What to work on:
Apart from the images, every record below must be given again without alteration.

Available data:
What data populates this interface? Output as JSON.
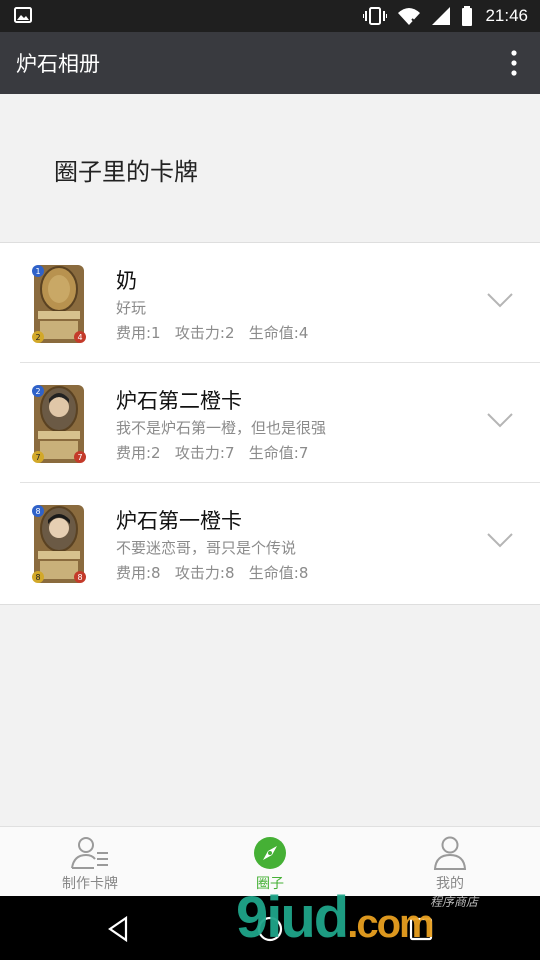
{
  "status_bar": {
    "time": "21:46"
  },
  "app_bar": {
    "title": "炉石相册"
  },
  "section": {
    "title": "圈子里的卡牌"
  },
  "cards": [
    {
      "name": "奶",
      "description": "好玩",
      "stats": "费用:1   攻击力:2   生命值:4",
      "cost": "1",
      "attack": "2",
      "health": "4"
    },
    {
      "name": "炉石第二橙卡",
      "description": "我不是炉石第一橙，但也是很强",
      "stats": "费用:2   攻击力:7   生命值:7",
      "cost": "2",
      "attack": "7",
      "health": "7"
    },
    {
      "name": "炉石第一橙卡",
      "description": "不要迷恋哥，哥只是个传说",
      "stats": "费用:8   攻击力:8   生命值:8",
      "cost": "8",
      "attack": "8",
      "health": "8"
    }
  ],
  "bottom_nav": {
    "items": [
      {
        "label": "制作卡牌",
        "icon": "user-list-icon"
      },
      {
        "label": "圈子",
        "icon": "compass-icon"
      },
      {
        "label": "我的",
        "icon": "person-icon"
      }
    ],
    "active_index": 1
  },
  "watermark": {
    "main": "9iud",
    "suffix": ".com",
    "small": "程序商店"
  },
  "colors": {
    "accent": "#45b035",
    "app_bar": "#393a3f",
    "status_bar": "#1f1f1f"
  }
}
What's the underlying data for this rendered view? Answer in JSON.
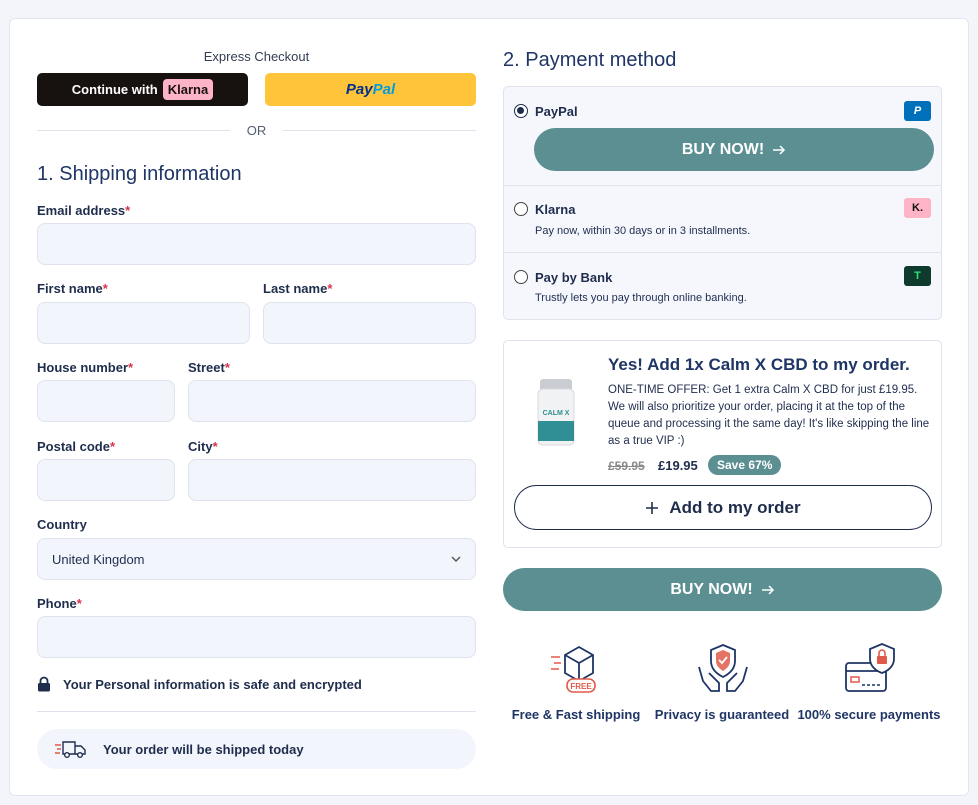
{
  "express": {
    "title": "Express Checkout",
    "klarna_prefix": "Continue with",
    "klarna_brand": "Klarna",
    "paypal_a": "Pay",
    "paypal_b": "Pal",
    "or": "OR"
  },
  "shipping": {
    "heading": "1. Shipping information",
    "email_label": "Email address",
    "first_name_label": "First name",
    "last_name_label": "Last name",
    "house_label": "House number",
    "street_label": "Street",
    "postal_label": "Postal code",
    "city_label": "City",
    "country_label": "Country",
    "country_value": "United Kingdom",
    "phone_label": "Phone",
    "required_mark": "*",
    "secure_note": "Your Personal information is safe and encrypted",
    "ship_note": "Your order will be shipped today"
  },
  "payment": {
    "heading": "2. Payment method",
    "options": [
      {
        "name": "PayPal",
        "desc": "",
        "selected": true,
        "logo": "P"
      },
      {
        "name": "Klarna",
        "desc": "Pay now, within 30 days or in 3 installments.",
        "selected": false,
        "logo": "K."
      },
      {
        "name": "Pay by Bank",
        "desc": "Trustly lets you pay through online banking.",
        "selected": false,
        "logo": "T"
      }
    ],
    "buy_label": "BUY NOW!"
  },
  "upsell": {
    "title": "Yes! Add 1x Calm X CBD to my order.",
    "text": "ONE-TIME OFFER: Get 1 extra Calm X CBD for just £19.95. We will also prioritize your order, placing it at the top of the queue and processing it the same day! It's like skipping the line as a true VIP :)",
    "price_old": "£59.95",
    "price_new": "£19.95",
    "save": "Save 67%",
    "add_label": "Add to my order",
    "product_label": "CALM X"
  },
  "buy_main_label": "BUY NOW!",
  "trust": [
    {
      "label": "Free & Fast shipping",
      "icon": "free-shipping-box-icon",
      "badge": "FREE"
    },
    {
      "label": "Privacy is guaranteed",
      "icon": "shield-hands-icon"
    },
    {
      "label": "100% secure payments",
      "icon": "secure-card-icon"
    }
  ],
  "colors": {
    "accent": "#5b8f91",
    "navy": "#1f3566",
    "required": "#d6344a"
  }
}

Written response:
What data populates this interface? Output as JSON.
{
  "status_bar": {
    "time": "21:46"
  },
  "app_bar": {
    "title": "炉石相册"
  },
  "section": {
    "title": "圈子里的卡牌"
  },
  "cards": [
    {
      "name": "奶",
      "description": "好玩",
      "stats": "费用:1   攻击力:2   生命值:4",
      "cost": "1",
      "attack": "2",
      "health": "4"
    },
    {
      "name": "炉石第二橙卡",
      "description": "我不是炉石第一橙，但也是很强",
      "stats": "费用:2   攻击力:7   生命值:7",
      "cost": "2",
      "attack": "7",
      "health": "7"
    },
    {
      "name": "炉石第一橙卡",
      "description": "不要迷恋哥，哥只是个传说",
      "stats": "费用:8   攻击力:8   生命值:8",
      "cost": "8",
      "attack": "8",
      "health": "8"
    }
  ],
  "bottom_nav": {
    "items": [
      {
        "label": "制作卡牌",
        "icon": "user-list-icon"
      },
      {
        "label": "圈子",
        "icon": "compass-icon"
      },
      {
        "label": "我的",
        "icon": "person-icon"
      }
    ],
    "active_index": 1
  },
  "watermark": {
    "main": "9iud",
    "suffix": ".com",
    "small": "程序商店"
  },
  "colors": {
    "accent": "#45b035",
    "app_bar": "#393a3f",
    "status_bar": "#1f1f1f"
  }
}
What's the underlying data for this rendered view? Answer in JSON.
{
  "express": {
    "title": "Express Checkout",
    "klarna_prefix": "Continue with",
    "klarna_brand": "Klarna",
    "paypal_a": "Pay",
    "paypal_b": "Pal",
    "or": "OR"
  },
  "shipping": {
    "heading": "1. Shipping information",
    "email_label": "Email address",
    "first_name_label": "First name",
    "last_name_label": "Last name",
    "house_label": "House number",
    "street_label": "Street",
    "postal_label": "Postal code",
    "city_label": "City",
    "country_label": "Country",
    "country_value": "United Kingdom",
    "phone_label": "Phone",
    "required_mark": "*",
    "secure_note": "Your Personal information is safe and encrypted",
    "ship_note": "Your order will be shipped today"
  },
  "payment": {
    "heading": "2. Payment method",
    "options": [
      {
        "name": "PayPal",
        "desc": "",
        "selected": true,
        "logo": "P"
      },
      {
        "name": "Klarna",
        "desc": "Pay now, within 30 days or in 3 installments.",
        "selected": false,
        "logo": "K."
      },
      {
        "name": "Pay by Bank",
        "desc": "Trustly lets you pay through online banking.",
        "selected": false,
        "logo": "T"
      }
    ],
    "buy_label": "BUY NOW!"
  },
  "upsell": {
    "title": "Yes! Add 1x Calm X CBD to my order.",
    "text": "ONE-TIME OFFER: Get 1 extra Calm X CBD for just £19.95. We will also prioritize your order, placing it at the top of the queue and processing it the same day! It's like skipping the line as a true VIP :)",
    "price_old": "£59.95",
    "price_new": "£19.95",
    "save": "Save 67%",
    "add_label": "Add to my order",
    "product_label": "CALM X"
  },
  "buy_main_label": "BUY NOW!",
  "trust": [
    {
      "label": "Free & Fast shipping",
      "icon": "free-shipping-box-icon",
      "badge": "FREE"
    },
    {
      "label": "Privacy is guaranteed",
      "icon": "shield-hands-icon"
    },
    {
      "label": "100% secure payments",
      "icon": "secure-card-icon"
    }
  ],
  "colors": {
    "accent": "#5b8f91",
    "navy": "#1f3566",
    "required": "#d6344a"
  }
}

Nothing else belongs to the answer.